[Record excerpts — start]
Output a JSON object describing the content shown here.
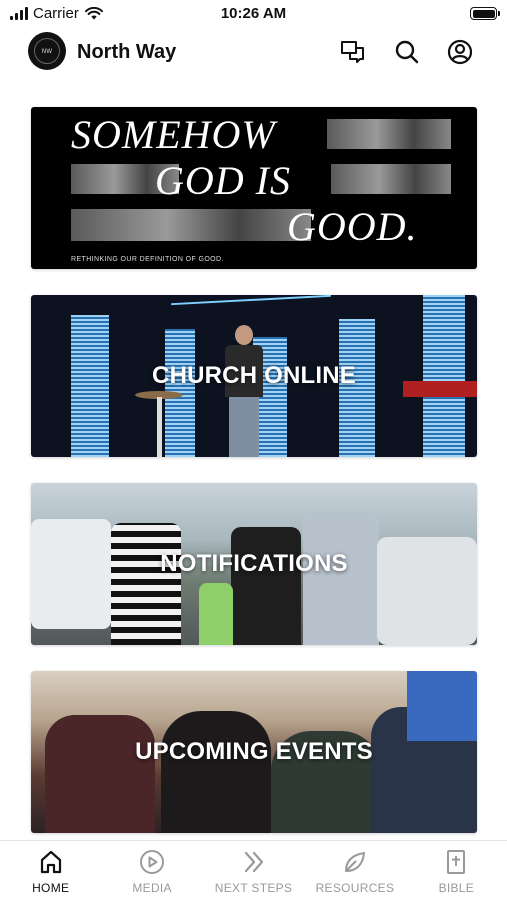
{
  "status_bar": {
    "carrier": "Carrier",
    "time": "10:26 AM"
  },
  "header": {
    "logo_text": "NW",
    "title": "North Way"
  },
  "banner": {
    "line1": "SOMEHOW",
    "line2": "GOD IS",
    "line3": "GOOD.",
    "subtitle": "RETHINKING OUR DEFINITION OF GOOD."
  },
  "cards": [
    {
      "label": "CHURCH ONLINE"
    },
    {
      "label": "NOTIFICATIONS"
    },
    {
      "label": "UPCOMING EVENTS"
    }
  ],
  "tabs": [
    {
      "label": "HOME",
      "icon": "home-icon",
      "active": true
    },
    {
      "label": "MEDIA",
      "icon": "play-circle-icon",
      "active": false
    },
    {
      "label": "NEXT STEPS",
      "icon": "double-chevron-icon",
      "active": false
    },
    {
      "label": "RESOURCES",
      "icon": "leaf-icon",
      "active": false
    },
    {
      "label": "BIBLE",
      "icon": "bible-icon",
      "active": false
    }
  ],
  "colors": {
    "active_tab": "#111111",
    "inactive_tab": "#9a9a9a",
    "background": "#ffffff"
  }
}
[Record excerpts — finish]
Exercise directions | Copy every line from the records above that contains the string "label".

Result |
      "label": "CHURCH ONLINE"
      "label": "NOTIFICATIONS"
      "label": "UPCOMING EVENTS"
      "label": "HOME",
      "label": "MEDIA",
      "label": "NEXT STEPS",
      "label": "RESOURCES",
      "label": "BIBLE",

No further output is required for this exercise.